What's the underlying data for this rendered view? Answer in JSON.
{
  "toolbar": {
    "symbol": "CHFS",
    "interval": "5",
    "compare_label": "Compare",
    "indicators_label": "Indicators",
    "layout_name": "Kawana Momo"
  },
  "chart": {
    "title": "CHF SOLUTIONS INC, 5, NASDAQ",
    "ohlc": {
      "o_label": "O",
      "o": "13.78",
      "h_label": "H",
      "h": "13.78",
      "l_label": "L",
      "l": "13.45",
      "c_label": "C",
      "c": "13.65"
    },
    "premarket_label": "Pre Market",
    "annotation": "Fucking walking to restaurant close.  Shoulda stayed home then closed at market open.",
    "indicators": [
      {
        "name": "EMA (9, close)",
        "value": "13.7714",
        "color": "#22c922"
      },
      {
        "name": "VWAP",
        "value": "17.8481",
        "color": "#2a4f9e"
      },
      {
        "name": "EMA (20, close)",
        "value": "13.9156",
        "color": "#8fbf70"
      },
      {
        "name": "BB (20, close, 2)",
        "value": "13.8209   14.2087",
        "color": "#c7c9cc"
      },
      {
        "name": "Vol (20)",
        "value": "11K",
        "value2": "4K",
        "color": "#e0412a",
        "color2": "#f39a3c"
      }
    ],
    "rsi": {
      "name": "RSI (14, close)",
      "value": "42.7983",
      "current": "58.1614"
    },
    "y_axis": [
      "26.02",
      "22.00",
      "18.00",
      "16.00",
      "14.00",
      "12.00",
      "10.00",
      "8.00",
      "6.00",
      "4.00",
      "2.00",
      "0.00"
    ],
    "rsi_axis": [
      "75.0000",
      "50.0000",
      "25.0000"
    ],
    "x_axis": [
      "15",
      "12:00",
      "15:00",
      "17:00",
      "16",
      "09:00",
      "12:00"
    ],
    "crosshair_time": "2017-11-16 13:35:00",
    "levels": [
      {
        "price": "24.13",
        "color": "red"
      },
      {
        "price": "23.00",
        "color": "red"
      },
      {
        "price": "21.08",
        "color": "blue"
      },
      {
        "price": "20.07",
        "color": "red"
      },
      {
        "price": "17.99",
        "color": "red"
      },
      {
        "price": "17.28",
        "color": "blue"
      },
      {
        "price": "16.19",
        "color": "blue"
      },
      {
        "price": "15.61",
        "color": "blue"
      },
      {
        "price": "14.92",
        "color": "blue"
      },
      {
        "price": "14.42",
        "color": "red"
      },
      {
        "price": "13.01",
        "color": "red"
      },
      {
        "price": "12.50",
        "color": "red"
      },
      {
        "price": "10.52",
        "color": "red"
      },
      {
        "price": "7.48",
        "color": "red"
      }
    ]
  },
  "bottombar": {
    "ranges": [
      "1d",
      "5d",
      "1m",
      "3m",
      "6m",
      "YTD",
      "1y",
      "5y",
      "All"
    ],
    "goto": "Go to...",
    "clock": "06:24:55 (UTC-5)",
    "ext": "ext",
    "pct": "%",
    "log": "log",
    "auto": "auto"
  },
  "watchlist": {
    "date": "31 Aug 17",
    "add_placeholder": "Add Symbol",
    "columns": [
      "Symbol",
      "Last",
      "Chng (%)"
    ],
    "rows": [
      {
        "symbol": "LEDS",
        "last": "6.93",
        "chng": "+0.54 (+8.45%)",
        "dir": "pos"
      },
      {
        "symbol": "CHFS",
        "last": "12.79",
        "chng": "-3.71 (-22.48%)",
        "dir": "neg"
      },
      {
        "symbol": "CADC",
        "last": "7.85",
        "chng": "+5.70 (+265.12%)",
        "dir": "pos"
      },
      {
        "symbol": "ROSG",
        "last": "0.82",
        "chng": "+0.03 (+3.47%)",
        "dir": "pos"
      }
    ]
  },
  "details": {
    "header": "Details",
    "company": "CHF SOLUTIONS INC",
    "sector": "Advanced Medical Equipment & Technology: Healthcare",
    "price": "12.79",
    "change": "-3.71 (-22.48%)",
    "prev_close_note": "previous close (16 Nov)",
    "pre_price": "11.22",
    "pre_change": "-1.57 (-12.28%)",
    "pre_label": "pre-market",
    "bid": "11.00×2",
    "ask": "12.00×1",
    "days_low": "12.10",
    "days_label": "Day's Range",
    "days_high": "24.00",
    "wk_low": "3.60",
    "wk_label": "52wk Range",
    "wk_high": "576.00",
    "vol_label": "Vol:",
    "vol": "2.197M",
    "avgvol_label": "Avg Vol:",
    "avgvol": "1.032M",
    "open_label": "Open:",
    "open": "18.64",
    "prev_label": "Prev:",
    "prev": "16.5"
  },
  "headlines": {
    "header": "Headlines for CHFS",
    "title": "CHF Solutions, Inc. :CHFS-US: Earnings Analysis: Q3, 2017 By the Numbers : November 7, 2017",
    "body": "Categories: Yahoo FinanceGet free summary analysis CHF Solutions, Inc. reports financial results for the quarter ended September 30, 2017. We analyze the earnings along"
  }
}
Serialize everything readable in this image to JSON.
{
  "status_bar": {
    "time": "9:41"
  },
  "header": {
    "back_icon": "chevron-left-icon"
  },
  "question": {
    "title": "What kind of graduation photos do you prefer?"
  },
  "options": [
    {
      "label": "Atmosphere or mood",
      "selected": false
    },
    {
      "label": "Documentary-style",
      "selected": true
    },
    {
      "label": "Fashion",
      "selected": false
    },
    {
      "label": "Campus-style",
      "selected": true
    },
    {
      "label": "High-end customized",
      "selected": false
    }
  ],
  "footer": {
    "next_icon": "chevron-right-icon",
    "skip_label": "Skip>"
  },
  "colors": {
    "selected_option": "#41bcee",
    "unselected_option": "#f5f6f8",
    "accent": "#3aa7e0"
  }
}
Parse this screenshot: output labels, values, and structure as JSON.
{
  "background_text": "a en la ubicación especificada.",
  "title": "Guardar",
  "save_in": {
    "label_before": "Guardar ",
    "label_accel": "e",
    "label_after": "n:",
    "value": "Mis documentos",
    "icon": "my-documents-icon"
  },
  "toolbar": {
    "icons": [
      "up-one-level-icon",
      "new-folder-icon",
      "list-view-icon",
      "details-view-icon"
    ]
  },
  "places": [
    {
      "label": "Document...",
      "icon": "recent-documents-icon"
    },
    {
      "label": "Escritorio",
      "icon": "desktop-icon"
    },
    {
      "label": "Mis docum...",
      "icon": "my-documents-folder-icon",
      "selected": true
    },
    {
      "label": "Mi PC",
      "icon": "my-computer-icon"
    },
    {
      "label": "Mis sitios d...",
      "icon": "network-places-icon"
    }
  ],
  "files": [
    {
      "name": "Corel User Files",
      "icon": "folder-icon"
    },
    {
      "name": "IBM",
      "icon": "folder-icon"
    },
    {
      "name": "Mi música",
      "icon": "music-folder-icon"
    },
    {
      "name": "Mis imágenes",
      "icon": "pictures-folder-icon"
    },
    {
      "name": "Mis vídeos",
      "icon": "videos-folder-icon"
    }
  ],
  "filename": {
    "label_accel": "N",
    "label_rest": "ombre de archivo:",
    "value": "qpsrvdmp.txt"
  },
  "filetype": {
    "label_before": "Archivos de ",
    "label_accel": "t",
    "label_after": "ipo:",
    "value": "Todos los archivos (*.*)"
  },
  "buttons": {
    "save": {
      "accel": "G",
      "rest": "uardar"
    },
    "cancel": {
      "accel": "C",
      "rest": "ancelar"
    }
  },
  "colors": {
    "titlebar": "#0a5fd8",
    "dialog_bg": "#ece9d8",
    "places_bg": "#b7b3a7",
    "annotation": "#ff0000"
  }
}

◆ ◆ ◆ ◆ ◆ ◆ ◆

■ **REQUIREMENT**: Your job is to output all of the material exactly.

■ **TASK RESPONSE**:
What's the underlying data for this rendered view? Answer in JSON.
{
  "toolbar": {
    "symbol": "CHFS",
    "interval": "5",
    "compare_label": "Compare",
    "indicators_label": "Indicators",
    "layout_name": "Kawana Momo"
  },
  "chart": {
    "title": "CHF SOLUTIONS INC, 5, NASDAQ",
    "ohlc": {
      "o_label": "O",
      "o": "13.78",
      "h_label": "H",
      "h": "13.78",
      "l_label": "L",
      "l": "13.45",
      "c_label": "C",
      "c": "13.65"
    },
    "premarket_label": "Pre Market",
    "annotation": "Fucking walking to restaurant close.  Shoulda stayed home then closed at market open.",
    "indicators": [
      {
        "name": "EMA (9, close)",
        "value": "13.7714",
        "color": "#22c922"
      },
      {
        "name": "VWAP",
        "value": "17.8481",
        "color": "#2a4f9e"
      },
      {
        "name": "EMA (20, close)",
        "value": "13.9156",
        "color": "#8fbf70"
      },
      {
        "name": "BB (20, close, 2)",
        "value": "13.8209   14.2087",
        "color": "#c7c9cc"
      },
      {
        "name": "Vol (20)",
        "value": "11K",
        "value2": "4K",
        "color": "#e0412a",
        "color2": "#f39a3c"
      }
    ],
    "rsi": {
      "name": "RSI (14, close)",
      "value": "42.7983",
      "current": "58.1614"
    },
    "y_axis": [
      "26.02",
      "22.00",
      "18.00",
      "16.00",
      "14.00",
      "12.00",
      "10.00",
      "8.00",
      "6.00",
      "4.00",
      "2.00",
      "0.00"
    ],
    "rsi_axis": [
      "75.0000",
      "50.0000",
      "25.0000"
    ],
    "x_axis": [
      "15",
      "12:00",
      "15:00",
      "17:00",
      "16",
      "09:00",
      "12:00"
    ],
    "crosshair_time": "2017-11-16 13:35:00",
    "levels": [
      {
        "price": "24.13",
        "color": "red"
      },
      {
        "price": "23.00",
        "color": "red"
      },
      {
        "price": "21.08",
        "color": "blue"
      },
      {
        "price": "20.07",
        "color": "red"
      },
      {
        "price": "17.99",
        "color": "red"
      },
      {
        "price": "17.28",
        "color": "blue"
      },
      {
        "price": "16.19",
        "color": "blue"
      },
      {
        "price": "15.61",
        "color": "blue"
      },
      {
        "price": "14.92",
        "color": "blue"
      },
      {
        "price": "14.42",
        "color": "red"
      },
      {
        "price": "13.01",
        "color": "red"
      },
      {
        "price": "12.50",
        "color": "red"
      },
      {
        "price": "10.52",
        "color": "red"
      },
      {
        "price": "7.48",
        "color": "red"
      }
    ]
  },
  "bottombar": {
    "ranges": [
      "1d",
      "5d",
      "1m",
      "3m",
      "6m",
      "YTD",
      "1y",
      "5y",
      "All"
    ],
    "goto": "Go to...",
    "clock": "06:24:55 (UTC-5)",
    "ext": "ext",
    "pct": "%",
    "log": "log",
    "auto": "auto"
  },
  "watchlist": {
    "date": "31 Aug 17",
    "add_placeholder": "Add Symbol",
    "columns": [
      "Symbol",
      "Last",
      "Chng (%)"
    ],
    "rows": [
      {
        "symbol": "LEDS",
        "last": "6.93",
        "chng": "+0.54 (+8.45%)",
        "dir": "pos"
      },
      {
        "symbol": "CHFS",
        "last": "12.79",
        "chng": "-3.71 (-22.48%)",
        "dir": "neg"
      },
      {
        "symbol": "CADC",
        "last": "7.85",
        "chng": "+5.70 (+265.12%)",
        "dir": "pos"
      },
      {
        "symbol": "ROSG",
        "last": "0.82",
        "chng": "+0.03 (+3.47%)",
        "dir": "pos"
      }
    ]
  },
  "details": {
    "header": "Details",
    "company": "CHF SOLUTIONS INC",
    "sector": "Advanced Medical Equipment & Technology: Healthcare",
    "price": "12.79",
    "change": "-3.71 (-22.48%)",
    "prev_close_note": "previous close (16 Nov)",
    "pre_price": "11.22",
    "pre_change": "-1.57 (-12.28%)",
    "pre_label": "pre-market",
    "bid": "11.00×2",
    "ask": "12.00×1",
    "days_low": "12.10",
    "days_label": "Day's Range",
    "days_high": "24.00",
    "wk_low": "3.60",
    "wk_label": "52wk Range",
    "wk_high": "576.00",
    "vol_label": "Vol:",
    "vol": "2.197M",
    "avgvol_label": "Avg Vol:",
    "avgvol": "1.032M",
    "open_label": "Open:",
    "open": "18.64",
    "prev_label": "Prev:",
    "prev": "16.5"
  },
  "headlines": {
    "header": "Headlines for CHFS",
    "title": "CHF Solutions, Inc. :CHFS-US: Earnings Analysis: Q3, 2017 By the Numbers : November 7, 2017",
    "body": "Categories: Yahoo FinanceGet free summary analysis CHF Solutions, Inc. reports financial results for the quarter ended September 30, 2017. We analyze the earnings along"
  }
}
Serialize everything readable in this image to JSON.
{
  "status_bar": {
    "time": "9:41"
  },
  "header": {
    "back_icon": "chevron-left-icon"
  },
  "question": {
    "title": "What kind of graduation photos do you prefer?"
  },
  "options": [
    {
      "label": "Atmosphere or mood",
      "selected": false
    },
    {
      "label": "Documentary-style",
      "selected": true
    },
    {
      "label": "Fashion",
      "selected": false
    },
    {
      "label": "Campus-style",
      "selected": true
    },
    {
      "label": "High-end customized",
      "selected": false
    }
  ],
  "footer": {
    "next_icon": "chevron-right-icon",
    "skip_label": "Skip>"
  },
  "colors": {
    "selected_option": "#41bcee",
    "unselected_option": "#f5f6f8",
    "accent": "#3aa7e0"
  }
}
Parse this screenshot: output labels, values, and structure as JSON.
{
  "background_text": "a en la ubicación especificada.",
  "title": "Guardar",
  "save_in": {
    "label_before": "Guardar ",
    "label_accel": "e",
    "label_after": "n:",
    "value": "Mis documentos",
    "icon": "my-documents-icon"
  },
  "toolbar": {
    "icons": [
      "up-one-level-icon",
      "new-folder-icon",
      "list-view-icon",
      "details-view-icon"
    ]
  },
  "places": [
    {
      "label": "Document...",
      "icon": "recent-documents-icon"
    },
    {
      "label": "Escritorio",
      "icon": "desktop-icon"
    },
    {
      "label": "Mis docum...",
      "icon": "my-documents-folder-icon",
      "selected": true
    },
    {
      "label": "Mi PC",
      "icon": "my-computer-icon"
    },
    {
      "label": "Mis sitios d...",
      "icon": "network-places-icon"
    }
  ],
  "files": [
    {
      "name": "Corel User Files",
      "icon": "folder-icon"
    },
    {
      "name": "IBM",
      "icon": "folder-icon"
    },
    {
      "name": "Mi música",
      "icon": "music-folder-icon"
    },
    {
      "name": "Mis imágenes",
      "icon": "pictures-folder-icon"
    },
    {
      "name": "Mis vídeos",
      "icon": "videos-folder-icon"
    }
  ],
  "filename": {
    "label_accel": "N",
    "label_rest": "ombre de archivo:",
    "value": "qpsrvdmp.txt"
  },
  "filetype": {
    "label_before": "Archivos de ",
    "label_accel": "t",
    "label_after": "ipo:",
    "value": "Todos los archivos (*.*)"
  },
  "buttons": {
    "save": {
      "accel": "G",
      "rest": "uardar"
    },
    "cancel": {
      "accel": "C",
      "rest": "ancelar"
    }
  },
  "colors": {
    "titlebar": "#0a5fd8",
    "dialog_bg": "#ece9d8",
    "places_bg": "#b7b3a7",
    "annotation": "#ff0000"
  }
}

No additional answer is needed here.